Carson will be missed
Although he had remained reclusive for much of the last 13 years, the death of Johnny Carson this past Sunday stunned me.
For 30 years, Johnny Carson quietly entertained us with his stand-up comedy, skits and interaction with more thousands upon thousands of guests. He made breakout entertainers out of comedians on the cusp of stardom. We have Johnny to thank for Jerry Seinfeld, Bill Cosby, Steve Martin and hundreds of others. Johnny was at the top of his game when the cameras were on. Paired with Ed McMahon, he had found his own personal laugh track. A simple word or look from Carson could cause McMahon to guffaw like a hyena. Eventually, that became just another part of the Tonight Show's charm. That, along with Carson's customary golf swings at the conclusion of his opening monologue.

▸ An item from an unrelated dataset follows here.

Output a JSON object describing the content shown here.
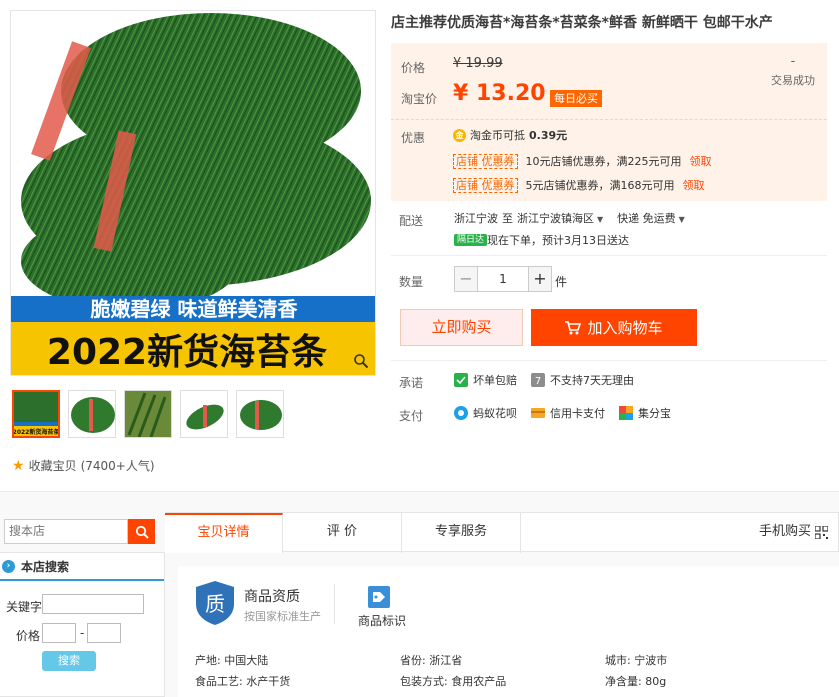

But, like you and me, he was human. He had three failed marriages. He drank too much. He smoked like a locomotive. It was smoking and the effects of emphysema that caused his death on Sunday.
And he held grudges. He never forgave Joan Rivers for becoming a talk show host for the fledgling Fox Network when it was all but assumed she would be taking over for Carson.
Above all, Carson was a professional. Some say too professional, because he never allowed his audience a glimpse into his emotions. When the lights were off, he retreated from his adoring public and lived a private life, which some found odd. For a man whose friends numbered in the thousands Carson kept close contact with only a few and held a tight lip when it came to his personal life.
I'll be honest with you: Johnny Carson was not a frequent guest in our house. During the best of his career, I was either too young or was forced into bed too early by my parents. Because Carson entertained on school nights. There were exceptions to this rule, of course, but they were rare. I suppose my parents, before they had children, may have partaken of Carson more often. Kids, though, have a way of making parents long for their pillows.
I do recall all of us gathering around the television for Carson's final show. We knew enough of the man to know that it was something we shouldn't miss. Following the collection of clips and highlights, Carson signed off. His viewers were finally allowed a glimpse into his humanity as Carson's voice broke when he thanked us for allowing him into our homes those past 30 years.
And I can remember
feeling as if I had missed three decades of something special.
Kevin Pearcey is editor of The Luverne Journal. He can be reached at
via email at kevin.pearcey@ luvernejournal.com